■ **WORK REQUEST**: Could you return all of the entries below exactly, minus the pictures?

━━━━━ INPUT RECORDS ━━━━━

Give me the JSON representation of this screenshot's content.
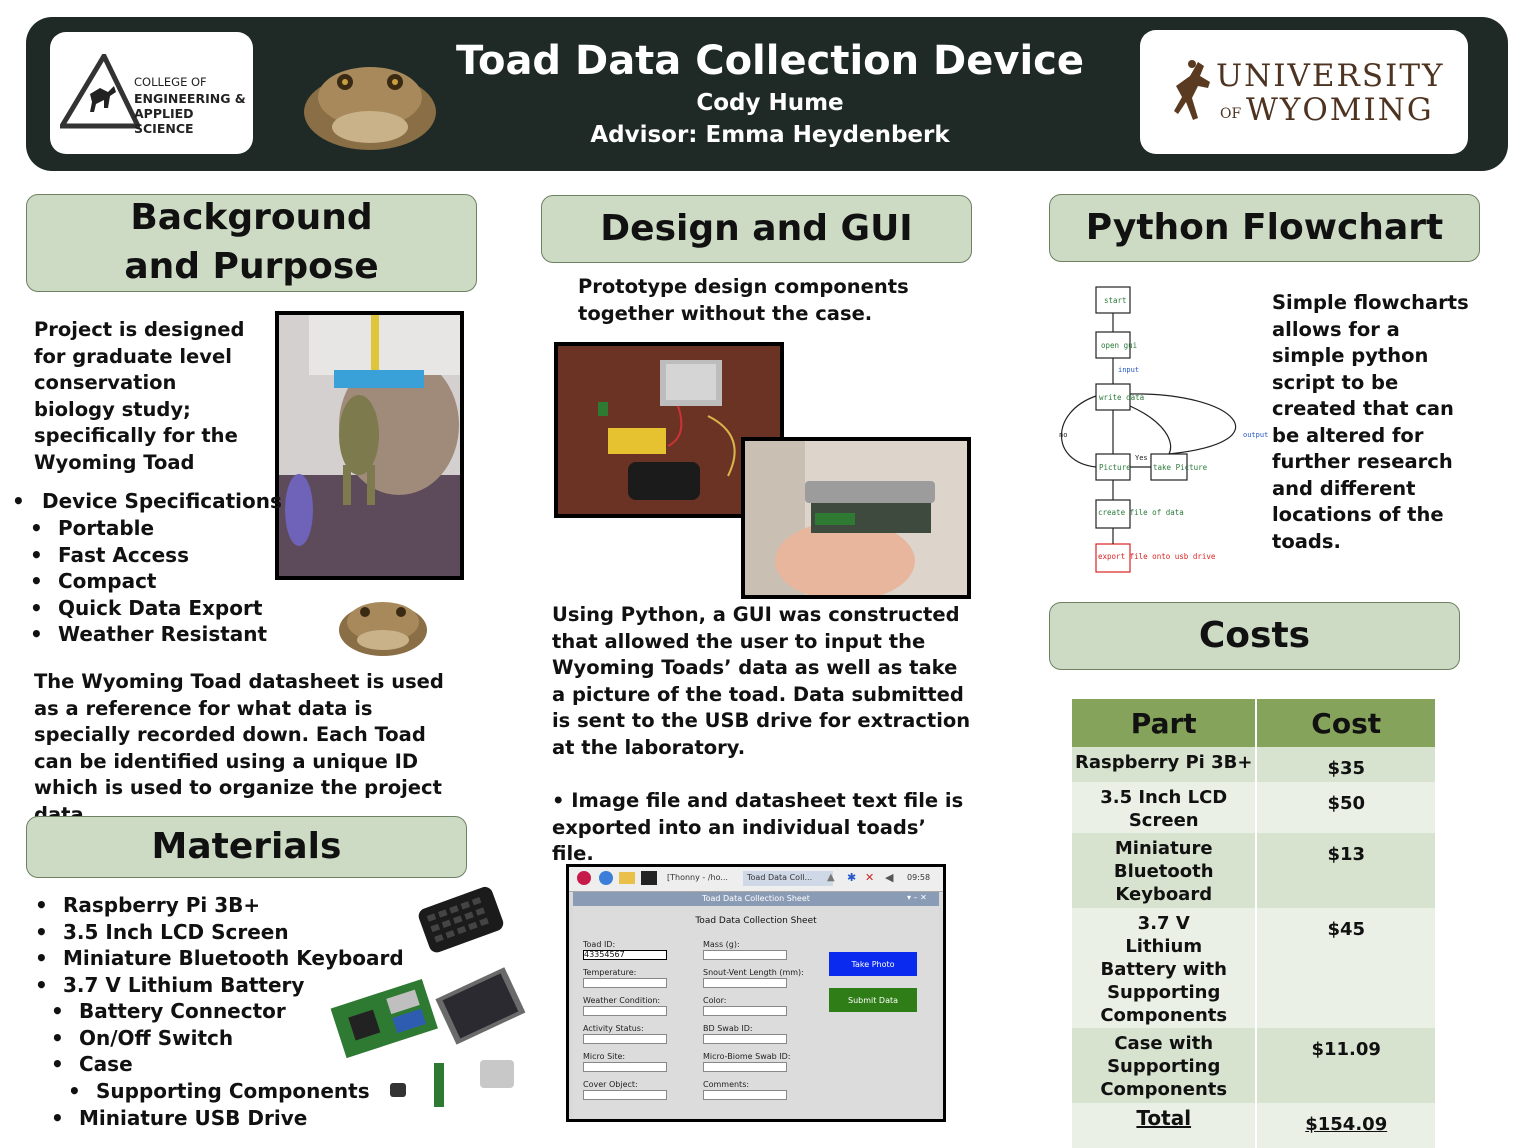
{
  "header": {
    "title": "Toad Data Collection Device",
    "author": "Cody Hume",
    "advisor": "Advisor: Emma Heydenberk",
    "left_logo": {
      "line1": "COLLEGE OF",
      "line2": "ENGINEERING &",
      "line3": "APPLIED SCIENCE"
    },
    "right_logo": {
      "line1": "UNIVERSITY",
      "line2_of": "OF",
      "line2": "WYOMING"
    }
  },
  "background": {
    "heading": "Background and Purpose",
    "intro": "Project is designed for graduate level conservation biology study; specifically for the Wyoming Toad",
    "spec_title": "Device Specifications",
    "specs": [
      "Portable",
      "Fast Access",
      "Compact",
      "Quick Data Export",
      "Weather Resistant"
    ],
    "datasheet_text": "The Wyoming Toad datasheet is used as a reference for what data is specially recorded down. Each Toad can be identified using a unique ID which is used to organize the project data."
  },
  "materials": {
    "heading": "Materials",
    "items": [
      "Raspberry Pi 3B+",
      "3.5 Inch LCD Screen",
      "Miniature Bluetooth Keyboard",
      "3.7 V Lithium Battery"
    ],
    "sub_items": [
      "Battery Connector",
      "On/Off Switch",
      "Case"
    ],
    "sub_sub_items": [
      "Supporting Components"
    ],
    "last_item": "Miniature USB Drive"
  },
  "design": {
    "heading": "Design and GUI",
    "caption": "Prototype design components together without the case.",
    "gui_text": "Using Python, a GUI was constructed that allowed the user to input the Wyoming Toads’ data as well as take a picture of the toad. Data submitted is sent to the USB drive for extraction at the laboratory.",
    "export_text": "• Image file and datasheet text file is exported into an individual toads’ file."
  },
  "gui_screenshot": {
    "taskbar_items": [
      "[Thonny - /ho...",
      "Toad Data Coll..."
    ],
    "clock": "09:58",
    "window_title": "Toad Data Collection Sheet",
    "sheet_title": "Toad Data Collection Sheet",
    "left_fields": [
      "Toad ID:",
      "Temperature:",
      "Weather Condition:",
      "Activity Status:",
      "Micro Site:",
      "Cover Object:"
    ],
    "right_fields": [
      "Mass (g):",
      "Snout-Vent Length (mm):",
      "Color:",
      "BD Swab ID:",
      "Micro-Biome Swab ID:",
      "Comments:"
    ],
    "toad_id_value": "43354567",
    "take_photo": "Take Photo",
    "submit": "Submit Data",
    "colors": {
      "take_photo": "#0b2af0",
      "submit": "#2f7d16"
    }
  },
  "flowchart": {
    "heading": "Python Flowchart",
    "description": "Simple flowcharts allows for a simple python script to be created that can be altered for further research and different locations of the toads.",
    "nodes": [
      "start",
      "open gui",
      "write data",
      "Picture",
      "take Picture",
      "create file of data",
      "export file onto usb drive"
    ],
    "edge_labels": [
      "input",
      "no",
      "Yes",
      "output"
    ]
  },
  "costs": {
    "heading": "Costs",
    "col_part": "Part",
    "col_cost": "Cost",
    "rows": [
      {
        "part": "Raspberry Pi 3B+",
        "cost": "$35"
      },
      {
        "part": "3.5 Inch LCD Screen",
        "cost": "$50"
      },
      {
        "part": "Miniature Bluetooth Keyboard",
        "cost": "$13"
      },
      {
        "part": "3.7 V Lithium Battery with Supporting Components",
        "cost": "$45"
      },
      {
        "part": "Case with Supporting Components",
        "cost": "$11.09"
      }
    ],
    "total_label": "Total",
    "total_value": "$154.09"
  }
}
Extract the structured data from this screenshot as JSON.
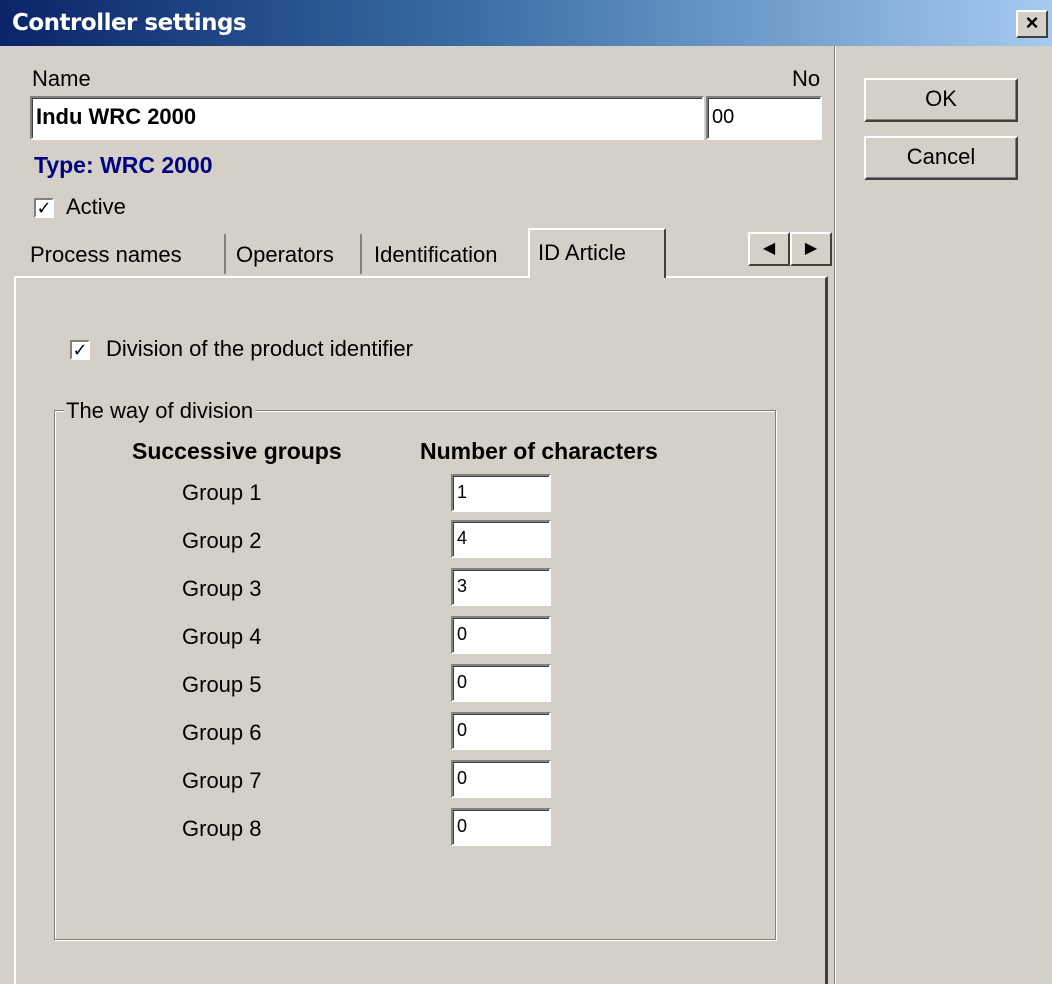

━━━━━

■ **EXERCISE SOLUTION**:
Give me the JSON representation of this screenshot's content.
{
  "header": {
    "title": "Toad Data Collection Device",
    "author": "Cody Hume",
    "advisor": "Advisor: Emma Heydenberk",
    "left_logo": {
      "line1": "COLLEGE OF",
      "line2": "ENGINEERING &",
      "line3": "APPLIED SCIENCE"
    },
    "right_logo": {
      "line1": "UNIVERSITY",
      "line2_of": "OF",
      "line2": "WYOMING"
    }
  },
  "background": {
    "heading": "Background and Purpose",
    "intro": "Project is designed for graduate level conservation biology study; specifically for the Wyoming Toad",
    "spec_title": "Device Specifications",
    "specs": [
      "Portable",
      "Fast Access",
      "Compact",
      "Quick Data Export",
      "Weather Resistant"
    ],
    "datasheet_text": "The Wyoming Toad datasheet is used as a reference for what data is specially recorded down. Each Toad can be identified using a unique ID which is used to organize the project data."
  },
  "materials": {
    "heading": "Materials",
    "items": [
      "Raspberry Pi 3B+",
      "3.5 Inch LCD Screen",
      "Miniature Bluetooth Keyboard",
      "3.7 V Lithium Battery"
    ],
    "sub_items": [
      "Battery Connector",
      "On/Off Switch",
      "Case"
    ],
    "sub_sub_items": [
      "Supporting Components"
    ],
    "last_item": "Miniature USB Drive"
  },
  "design": {
    "heading": "Design and GUI",
    "caption": "Prototype design components together without the case.",
    "gui_text": "Using Python, a GUI was constructed that allowed the user to input the Wyoming Toads’ data as well as take a picture of the toad. Data submitted is sent to the USB drive for extraction at the laboratory.",
    "export_text": "• Image file and datasheet text file is exported into an individual toads’ file."
  },
  "gui_screenshot": {
    "taskbar_items": [
      "[Thonny - /ho...",
      "Toad Data Coll..."
    ],
    "clock": "09:58",
    "window_title": "Toad Data Collection Sheet",
    "sheet_title": "Toad Data Collection Sheet",
    "left_fields": [
      "Toad ID:",
      "Temperature:",
      "Weather Condition:",
      "Activity Status:",
      "Micro Site:",
      "Cover Object:"
    ],
    "right_fields": [
      "Mass (g):",
      "Snout-Vent Length (mm):",
      "Color:",
      "BD Swab ID:",
      "Micro-Biome Swab ID:",
      "Comments:"
    ],
    "toad_id_value": "43354567",
    "take_photo": "Take Photo",
    "submit": "Submit Data",
    "colors": {
      "take_photo": "#0b2af0",
      "submit": "#2f7d16"
    }
  },
  "flowchart": {
    "heading": "Python Flowchart",
    "description": "Simple flowcharts allows for a simple python script to be created that can be altered for further research and different locations of the toads.",
    "nodes": [
      "start",
      "open gui",
      "write data",
      "Picture",
      "take Picture",
      "create file of data",
      "export file onto usb drive"
    ],
    "edge_labels": [
      "input",
      "no",
      "Yes",
      "output"
    ]
  },
  "costs": {
    "heading": "Costs",
    "col_part": "Part",
    "col_cost": "Cost",
    "rows": [
      {
        "part": "Raspberry Pi 3B+",
        "cost": "$35"
      },
      {
        "part": "3.5 Inch LCD Screen",
        "cost": "$50"
      },
      {
        "part": "Miniature Bluetooth Keyboard",
        "cost": "$13"
      },
      {
        "part": "3.7 V Lithium Battery with Supporting Components",
        "cost": "$45"
      },
      {
        "part": "Case with Supporting Components",
        "cost": "$11.09"
      }
    ],
    "total_label": "Total",
    "total_value": "$154.09"
  }
}
Extract the structured data from this screenshot as JSON.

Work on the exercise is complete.